◆ What is expected
Scan the data beneath this task and copy each line that includes "wallet".
....
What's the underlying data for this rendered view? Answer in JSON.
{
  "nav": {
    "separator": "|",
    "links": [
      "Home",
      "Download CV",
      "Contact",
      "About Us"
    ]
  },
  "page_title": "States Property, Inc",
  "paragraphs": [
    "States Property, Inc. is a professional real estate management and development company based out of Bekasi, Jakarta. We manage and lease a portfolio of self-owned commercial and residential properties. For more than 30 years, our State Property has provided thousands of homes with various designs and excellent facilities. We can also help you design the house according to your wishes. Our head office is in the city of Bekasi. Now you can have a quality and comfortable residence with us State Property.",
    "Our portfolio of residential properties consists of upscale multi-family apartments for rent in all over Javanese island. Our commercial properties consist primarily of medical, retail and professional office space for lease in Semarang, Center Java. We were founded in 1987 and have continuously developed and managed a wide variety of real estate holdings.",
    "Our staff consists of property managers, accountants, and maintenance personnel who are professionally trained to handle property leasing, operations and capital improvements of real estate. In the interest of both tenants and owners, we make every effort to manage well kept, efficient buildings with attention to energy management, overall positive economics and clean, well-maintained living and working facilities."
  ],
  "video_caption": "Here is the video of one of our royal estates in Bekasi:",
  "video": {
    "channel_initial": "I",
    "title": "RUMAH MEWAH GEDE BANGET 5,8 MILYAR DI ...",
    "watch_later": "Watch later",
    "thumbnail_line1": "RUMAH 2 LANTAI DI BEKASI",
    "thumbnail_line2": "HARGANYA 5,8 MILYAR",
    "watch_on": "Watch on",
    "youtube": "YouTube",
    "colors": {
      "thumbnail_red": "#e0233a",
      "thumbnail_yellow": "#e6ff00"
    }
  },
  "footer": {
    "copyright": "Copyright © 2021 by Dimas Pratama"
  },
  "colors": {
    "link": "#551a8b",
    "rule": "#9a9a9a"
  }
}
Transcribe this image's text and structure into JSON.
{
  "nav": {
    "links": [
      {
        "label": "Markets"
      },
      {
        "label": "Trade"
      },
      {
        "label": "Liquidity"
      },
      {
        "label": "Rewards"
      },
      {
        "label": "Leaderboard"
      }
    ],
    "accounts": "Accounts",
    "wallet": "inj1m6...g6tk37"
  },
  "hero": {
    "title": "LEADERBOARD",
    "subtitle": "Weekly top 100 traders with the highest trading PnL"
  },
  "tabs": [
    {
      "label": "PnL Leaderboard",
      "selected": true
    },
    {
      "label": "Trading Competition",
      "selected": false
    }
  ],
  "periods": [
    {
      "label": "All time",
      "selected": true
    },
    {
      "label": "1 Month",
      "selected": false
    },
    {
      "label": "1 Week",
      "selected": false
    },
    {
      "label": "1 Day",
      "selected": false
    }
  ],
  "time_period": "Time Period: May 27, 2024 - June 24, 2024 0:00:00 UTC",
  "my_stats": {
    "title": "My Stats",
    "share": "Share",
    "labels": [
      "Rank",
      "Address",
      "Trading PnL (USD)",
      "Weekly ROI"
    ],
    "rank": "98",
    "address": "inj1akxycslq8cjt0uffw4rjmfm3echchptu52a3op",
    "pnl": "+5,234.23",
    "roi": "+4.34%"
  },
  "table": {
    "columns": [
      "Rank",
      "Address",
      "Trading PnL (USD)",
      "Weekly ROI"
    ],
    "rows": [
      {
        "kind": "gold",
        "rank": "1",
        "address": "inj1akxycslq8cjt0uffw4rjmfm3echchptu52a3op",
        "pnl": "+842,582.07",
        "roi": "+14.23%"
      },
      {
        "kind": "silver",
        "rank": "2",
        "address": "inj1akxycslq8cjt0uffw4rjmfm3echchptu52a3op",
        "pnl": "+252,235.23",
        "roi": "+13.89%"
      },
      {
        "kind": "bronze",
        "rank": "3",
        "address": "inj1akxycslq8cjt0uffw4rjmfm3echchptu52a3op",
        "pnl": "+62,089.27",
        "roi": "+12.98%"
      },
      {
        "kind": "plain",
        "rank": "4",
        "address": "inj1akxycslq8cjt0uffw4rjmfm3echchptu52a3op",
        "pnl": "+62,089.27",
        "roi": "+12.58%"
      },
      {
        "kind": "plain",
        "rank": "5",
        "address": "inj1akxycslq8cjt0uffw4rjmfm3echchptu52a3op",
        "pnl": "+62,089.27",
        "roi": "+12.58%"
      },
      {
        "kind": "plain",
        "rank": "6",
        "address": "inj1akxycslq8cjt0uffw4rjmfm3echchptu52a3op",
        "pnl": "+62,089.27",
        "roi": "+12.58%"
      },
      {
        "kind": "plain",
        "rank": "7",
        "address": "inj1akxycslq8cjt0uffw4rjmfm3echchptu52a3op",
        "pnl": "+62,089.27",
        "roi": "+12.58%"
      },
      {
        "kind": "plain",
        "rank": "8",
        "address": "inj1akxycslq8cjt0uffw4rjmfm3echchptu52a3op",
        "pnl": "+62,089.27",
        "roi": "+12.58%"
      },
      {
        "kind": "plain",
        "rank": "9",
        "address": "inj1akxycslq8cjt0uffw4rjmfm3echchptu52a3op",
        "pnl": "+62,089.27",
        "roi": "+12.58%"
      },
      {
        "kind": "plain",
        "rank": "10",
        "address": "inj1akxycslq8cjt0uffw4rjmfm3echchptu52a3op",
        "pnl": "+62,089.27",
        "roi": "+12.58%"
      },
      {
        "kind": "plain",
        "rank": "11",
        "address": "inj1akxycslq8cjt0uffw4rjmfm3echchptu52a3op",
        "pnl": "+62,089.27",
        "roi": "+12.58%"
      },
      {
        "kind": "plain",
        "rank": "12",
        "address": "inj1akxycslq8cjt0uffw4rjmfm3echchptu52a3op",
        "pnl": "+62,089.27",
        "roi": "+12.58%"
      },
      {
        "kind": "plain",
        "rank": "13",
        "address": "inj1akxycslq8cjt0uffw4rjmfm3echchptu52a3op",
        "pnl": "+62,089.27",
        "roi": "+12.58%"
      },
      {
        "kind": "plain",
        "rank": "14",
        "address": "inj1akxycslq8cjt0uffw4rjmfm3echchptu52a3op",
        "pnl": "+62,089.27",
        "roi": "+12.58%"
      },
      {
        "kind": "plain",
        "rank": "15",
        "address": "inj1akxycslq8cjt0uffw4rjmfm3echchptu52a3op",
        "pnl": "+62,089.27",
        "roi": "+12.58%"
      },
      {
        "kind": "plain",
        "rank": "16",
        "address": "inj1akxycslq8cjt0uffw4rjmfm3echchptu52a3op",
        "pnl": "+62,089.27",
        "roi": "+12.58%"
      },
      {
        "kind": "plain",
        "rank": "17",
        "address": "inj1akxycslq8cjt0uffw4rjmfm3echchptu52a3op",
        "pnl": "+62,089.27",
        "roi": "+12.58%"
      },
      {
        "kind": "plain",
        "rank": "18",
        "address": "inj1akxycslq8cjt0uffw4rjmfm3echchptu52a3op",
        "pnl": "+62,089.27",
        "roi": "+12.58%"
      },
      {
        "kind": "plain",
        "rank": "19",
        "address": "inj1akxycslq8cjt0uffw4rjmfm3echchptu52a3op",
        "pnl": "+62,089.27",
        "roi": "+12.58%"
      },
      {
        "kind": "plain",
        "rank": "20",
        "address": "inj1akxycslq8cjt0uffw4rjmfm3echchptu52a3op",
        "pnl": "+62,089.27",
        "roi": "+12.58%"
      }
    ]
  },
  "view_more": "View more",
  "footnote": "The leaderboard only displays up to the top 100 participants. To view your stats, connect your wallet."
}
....
◆ Solution to the exercise
    "wallet": "inj1m6...g6tk37"
  "footnote": "The leaderboard only displays up to the top 100 participants. To view your stats, connect your wallet."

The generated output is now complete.